Supergrass @ The Roxy (Los Angeles, CA) 02.13.03
The last time I saw Supergrass I was among thousands drenched at a soggy field on a pre-9/11 summer day in Oxford, England. I stood miles away from my usual front and center home. What blew me away the most from that concert (besides Radiohead playing “Creep”) was wandering around forever and failing to find a garbage can. Eventually a native gently informed me: “Bins could hide bombs.” Cheers.
But seriously, how kick-ass is it to be a naïve American, but able to enjoy Supergrass in a small, comfortably packed, smoke-free club with crystal-clear sound on a mild L.A. night in February? The show was complete with a celebrity sighting: Rick Rubin, who produced the opening band Palo Alto?s new record. Palo Alto was pleasant, but Supergrass was taking names (and money. An autographed promo/tour poster was yours with purchase of their new CD, Life on Other Planets).
At 10:30 sharp, Supergrass, with the addition of Gaz’s brother, keyboardist Rob Coombes, to the familiar trio of Gaz on guitar and lead vocals, Danny Goffey on drums and bassist Mickey Quinn, opened with a string of tight, well-received material from the new album, including “Rush Hour Soul” and “Can?t Get Up.”
They soon shifted to the nuggets with “Mansize Rooster” from I Should Coco, sparking a sing-a-long with the crowd shouting “Why you look-in’ soo crazy? Why you look-in’ soo lonely, for love?” The choir continued with the timeless punk rock and innocent lyrics of “Lose It” ? “I won’t come home, ’cause you never hold my hand.”
The remainder of the evening was pure brilliance. Soaked in sweat, drummer shirtless, the band rocked on with the mesmerizing “Mary” from Supergrass. Gaz’s vocals on MTV2 favorite “Pumping On Your Stereo” were shamelessly spot-on Bowie. If you closed your eyes it could?ve been ?76 and the Station to Station tour. “Sun Hits the Sky” from In It For The Money was the epic, wailing guitar apex of the too-short 60 minute set.

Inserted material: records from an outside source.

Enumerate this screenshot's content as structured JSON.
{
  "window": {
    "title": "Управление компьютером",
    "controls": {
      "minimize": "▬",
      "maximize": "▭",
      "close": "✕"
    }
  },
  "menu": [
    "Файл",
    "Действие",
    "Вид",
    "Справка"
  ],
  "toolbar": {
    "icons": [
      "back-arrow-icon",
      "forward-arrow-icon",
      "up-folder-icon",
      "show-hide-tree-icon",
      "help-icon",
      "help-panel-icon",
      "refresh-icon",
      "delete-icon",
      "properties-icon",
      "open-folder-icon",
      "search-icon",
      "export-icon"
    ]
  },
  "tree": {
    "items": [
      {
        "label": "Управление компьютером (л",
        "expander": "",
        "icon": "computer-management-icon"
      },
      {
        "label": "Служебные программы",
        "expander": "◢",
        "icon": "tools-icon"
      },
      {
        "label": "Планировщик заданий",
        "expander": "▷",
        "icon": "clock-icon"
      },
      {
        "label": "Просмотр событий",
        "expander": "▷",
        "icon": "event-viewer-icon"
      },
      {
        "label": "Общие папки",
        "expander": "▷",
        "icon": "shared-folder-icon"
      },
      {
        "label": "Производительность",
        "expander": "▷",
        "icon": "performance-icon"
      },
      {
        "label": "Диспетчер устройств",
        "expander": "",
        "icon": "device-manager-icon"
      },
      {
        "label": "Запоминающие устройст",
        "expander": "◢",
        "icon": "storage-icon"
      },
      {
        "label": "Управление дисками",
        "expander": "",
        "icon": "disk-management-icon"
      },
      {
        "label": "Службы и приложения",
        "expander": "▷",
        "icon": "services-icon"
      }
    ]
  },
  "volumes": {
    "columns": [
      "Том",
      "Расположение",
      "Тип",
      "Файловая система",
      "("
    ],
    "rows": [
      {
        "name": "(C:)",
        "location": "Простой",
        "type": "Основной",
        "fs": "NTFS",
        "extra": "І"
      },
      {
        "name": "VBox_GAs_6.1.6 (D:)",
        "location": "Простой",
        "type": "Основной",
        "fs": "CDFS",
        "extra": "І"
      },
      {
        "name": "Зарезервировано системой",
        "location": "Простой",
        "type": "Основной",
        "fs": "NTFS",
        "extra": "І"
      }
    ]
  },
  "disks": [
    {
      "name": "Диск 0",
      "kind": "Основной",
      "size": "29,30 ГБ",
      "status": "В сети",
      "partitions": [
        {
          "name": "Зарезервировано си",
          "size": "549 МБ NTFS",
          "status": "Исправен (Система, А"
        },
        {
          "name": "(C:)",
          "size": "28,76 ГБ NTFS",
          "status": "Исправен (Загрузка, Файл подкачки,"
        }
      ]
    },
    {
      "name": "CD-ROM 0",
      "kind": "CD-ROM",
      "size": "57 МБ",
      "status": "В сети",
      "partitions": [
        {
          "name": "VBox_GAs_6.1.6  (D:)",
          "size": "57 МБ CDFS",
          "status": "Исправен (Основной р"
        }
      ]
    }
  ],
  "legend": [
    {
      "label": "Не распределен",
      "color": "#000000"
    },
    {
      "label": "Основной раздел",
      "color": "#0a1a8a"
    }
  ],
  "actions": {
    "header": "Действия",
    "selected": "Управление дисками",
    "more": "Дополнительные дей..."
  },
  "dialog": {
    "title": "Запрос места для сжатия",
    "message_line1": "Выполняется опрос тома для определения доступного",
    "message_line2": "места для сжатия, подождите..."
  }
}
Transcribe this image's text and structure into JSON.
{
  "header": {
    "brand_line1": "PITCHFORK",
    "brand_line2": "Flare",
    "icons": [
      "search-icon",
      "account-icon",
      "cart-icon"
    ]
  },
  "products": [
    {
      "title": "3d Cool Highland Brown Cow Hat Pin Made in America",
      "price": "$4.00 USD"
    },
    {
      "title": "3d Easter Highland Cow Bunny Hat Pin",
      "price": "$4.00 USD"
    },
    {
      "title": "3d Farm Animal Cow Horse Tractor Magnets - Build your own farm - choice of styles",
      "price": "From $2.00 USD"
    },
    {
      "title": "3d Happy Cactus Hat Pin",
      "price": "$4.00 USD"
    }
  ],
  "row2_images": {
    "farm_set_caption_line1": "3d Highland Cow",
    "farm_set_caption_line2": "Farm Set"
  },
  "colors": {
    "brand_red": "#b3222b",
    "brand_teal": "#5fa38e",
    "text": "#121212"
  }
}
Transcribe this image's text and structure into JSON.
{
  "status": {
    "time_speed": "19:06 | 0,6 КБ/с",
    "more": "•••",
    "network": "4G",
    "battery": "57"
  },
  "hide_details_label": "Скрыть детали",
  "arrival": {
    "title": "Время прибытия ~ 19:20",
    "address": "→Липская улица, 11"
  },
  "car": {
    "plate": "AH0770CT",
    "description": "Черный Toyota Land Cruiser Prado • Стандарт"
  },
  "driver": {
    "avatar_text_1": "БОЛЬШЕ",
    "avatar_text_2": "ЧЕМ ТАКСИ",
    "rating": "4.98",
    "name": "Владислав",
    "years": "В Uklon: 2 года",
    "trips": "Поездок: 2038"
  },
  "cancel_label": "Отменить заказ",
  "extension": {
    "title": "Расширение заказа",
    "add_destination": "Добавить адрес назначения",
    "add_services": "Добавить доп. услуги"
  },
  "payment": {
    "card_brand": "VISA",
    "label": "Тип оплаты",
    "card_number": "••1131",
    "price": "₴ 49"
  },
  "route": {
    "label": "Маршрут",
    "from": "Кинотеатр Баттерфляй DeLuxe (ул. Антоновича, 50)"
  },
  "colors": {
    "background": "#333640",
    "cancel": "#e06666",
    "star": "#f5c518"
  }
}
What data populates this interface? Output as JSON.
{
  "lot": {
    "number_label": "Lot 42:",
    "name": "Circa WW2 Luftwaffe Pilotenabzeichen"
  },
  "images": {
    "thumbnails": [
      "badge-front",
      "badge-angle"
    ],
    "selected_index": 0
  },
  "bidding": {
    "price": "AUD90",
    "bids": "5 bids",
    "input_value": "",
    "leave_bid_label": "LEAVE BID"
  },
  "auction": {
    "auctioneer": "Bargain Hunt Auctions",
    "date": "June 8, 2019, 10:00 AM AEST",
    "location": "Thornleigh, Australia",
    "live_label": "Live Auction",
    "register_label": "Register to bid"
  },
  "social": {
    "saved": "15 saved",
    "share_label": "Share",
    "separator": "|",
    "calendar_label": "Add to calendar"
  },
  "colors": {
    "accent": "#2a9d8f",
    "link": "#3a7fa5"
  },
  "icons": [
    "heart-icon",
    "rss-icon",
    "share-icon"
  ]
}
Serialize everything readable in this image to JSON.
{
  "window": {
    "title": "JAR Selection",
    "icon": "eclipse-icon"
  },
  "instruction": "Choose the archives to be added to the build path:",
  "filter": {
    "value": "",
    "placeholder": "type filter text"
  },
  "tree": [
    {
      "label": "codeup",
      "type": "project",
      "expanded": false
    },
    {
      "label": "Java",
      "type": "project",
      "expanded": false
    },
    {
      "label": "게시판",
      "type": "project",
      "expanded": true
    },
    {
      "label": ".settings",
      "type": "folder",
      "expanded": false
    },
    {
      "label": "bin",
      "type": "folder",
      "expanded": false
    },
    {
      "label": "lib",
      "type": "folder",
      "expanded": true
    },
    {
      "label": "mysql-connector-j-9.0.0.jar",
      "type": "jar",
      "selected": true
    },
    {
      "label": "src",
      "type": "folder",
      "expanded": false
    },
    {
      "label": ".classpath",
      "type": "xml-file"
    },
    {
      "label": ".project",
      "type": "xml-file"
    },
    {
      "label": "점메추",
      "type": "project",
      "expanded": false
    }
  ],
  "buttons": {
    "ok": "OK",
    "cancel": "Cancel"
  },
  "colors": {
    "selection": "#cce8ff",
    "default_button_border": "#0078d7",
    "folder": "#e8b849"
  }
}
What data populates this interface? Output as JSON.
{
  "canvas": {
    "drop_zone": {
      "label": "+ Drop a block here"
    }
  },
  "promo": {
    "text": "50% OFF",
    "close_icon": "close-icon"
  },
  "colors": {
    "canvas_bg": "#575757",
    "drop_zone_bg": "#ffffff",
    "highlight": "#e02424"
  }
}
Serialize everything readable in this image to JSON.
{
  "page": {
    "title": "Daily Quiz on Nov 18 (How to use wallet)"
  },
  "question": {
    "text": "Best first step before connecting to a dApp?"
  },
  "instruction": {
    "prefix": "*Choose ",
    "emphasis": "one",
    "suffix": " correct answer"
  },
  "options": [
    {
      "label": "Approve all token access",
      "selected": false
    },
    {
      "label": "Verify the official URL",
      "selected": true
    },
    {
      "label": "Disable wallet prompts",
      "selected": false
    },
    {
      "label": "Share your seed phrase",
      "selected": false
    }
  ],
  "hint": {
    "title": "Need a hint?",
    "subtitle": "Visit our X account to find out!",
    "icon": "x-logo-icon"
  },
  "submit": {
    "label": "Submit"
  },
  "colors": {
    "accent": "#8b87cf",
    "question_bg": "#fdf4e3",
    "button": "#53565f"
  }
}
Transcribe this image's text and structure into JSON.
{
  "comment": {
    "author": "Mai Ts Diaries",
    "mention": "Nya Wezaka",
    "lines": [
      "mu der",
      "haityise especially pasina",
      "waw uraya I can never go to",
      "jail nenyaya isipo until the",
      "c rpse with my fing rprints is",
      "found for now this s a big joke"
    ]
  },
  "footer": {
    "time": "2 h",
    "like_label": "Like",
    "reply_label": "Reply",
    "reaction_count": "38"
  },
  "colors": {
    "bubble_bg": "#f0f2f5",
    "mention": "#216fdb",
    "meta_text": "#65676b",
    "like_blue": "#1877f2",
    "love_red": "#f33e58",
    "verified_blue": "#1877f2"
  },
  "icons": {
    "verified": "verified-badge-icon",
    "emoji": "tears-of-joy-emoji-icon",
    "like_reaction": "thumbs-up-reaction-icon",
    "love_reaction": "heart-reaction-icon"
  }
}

Returning for encores, “Moving” was otherworldly, followed by a cover of Neil Young?s “The Loner,” quite fitting since Neil was the premier act at the Roxy 30 years ago. Crowning the evening with “Caught By the Fuzz,” the audience was all smiles. Supergrass reminded us why we love Great Britain; not only because they are (hopefully) our No. 1 ally, but for its fantastic rock ?n? roll.